Twenty-six years ago, as a pediatric intern, I marveled at the power of a new class of antibiotics, the cephalosporins, in treating children with life-threatening infections. 

I recall the warning of my attending physician, who foresaw the day when bacteria would develop resistance to these new drugs. At the time, I had hoped she was wrong. She wasn't. During my residency, my training in infectious diseases, and my long practice in this community, I have watched the steady increase in resistance to this class, and to most classes, of antibiotics.

I have had to treat a child with mastoiditis, a complication of an ear infection, with four weeks of intravenous antibiotics because oral antibiotics were inadequate for the highly resistant bacteria causing the illness.

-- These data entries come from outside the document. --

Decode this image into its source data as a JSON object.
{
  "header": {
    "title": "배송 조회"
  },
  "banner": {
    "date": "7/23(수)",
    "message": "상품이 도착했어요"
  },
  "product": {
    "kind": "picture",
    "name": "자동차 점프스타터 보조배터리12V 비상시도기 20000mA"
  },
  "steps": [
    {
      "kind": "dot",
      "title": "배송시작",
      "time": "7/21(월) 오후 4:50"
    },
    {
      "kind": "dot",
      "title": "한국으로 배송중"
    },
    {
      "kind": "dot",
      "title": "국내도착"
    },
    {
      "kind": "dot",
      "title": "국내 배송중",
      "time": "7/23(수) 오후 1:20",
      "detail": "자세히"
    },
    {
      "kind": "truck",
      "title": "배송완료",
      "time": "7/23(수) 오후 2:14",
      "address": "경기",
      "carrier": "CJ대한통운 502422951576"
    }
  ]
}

Many strains of Staphylococcus aureus, a common skin bacterium, are now resistant to multiple drugs. When treating a serious infection, such as a bone infection or pneumonia, due to this bacterium we now must start with antibiotics previously reserved for hospital-­acquired infections.

While treating the infections has become more difficult, most illness-causing bacteria are still sensitive to some antibiotics. However, with continued widespread antibiotic use in humans, and overuse in animals, there will inevitably be further development of resistance. I dread the day when my colleagues and I have no effective antibiotics to treat a seriously ill child."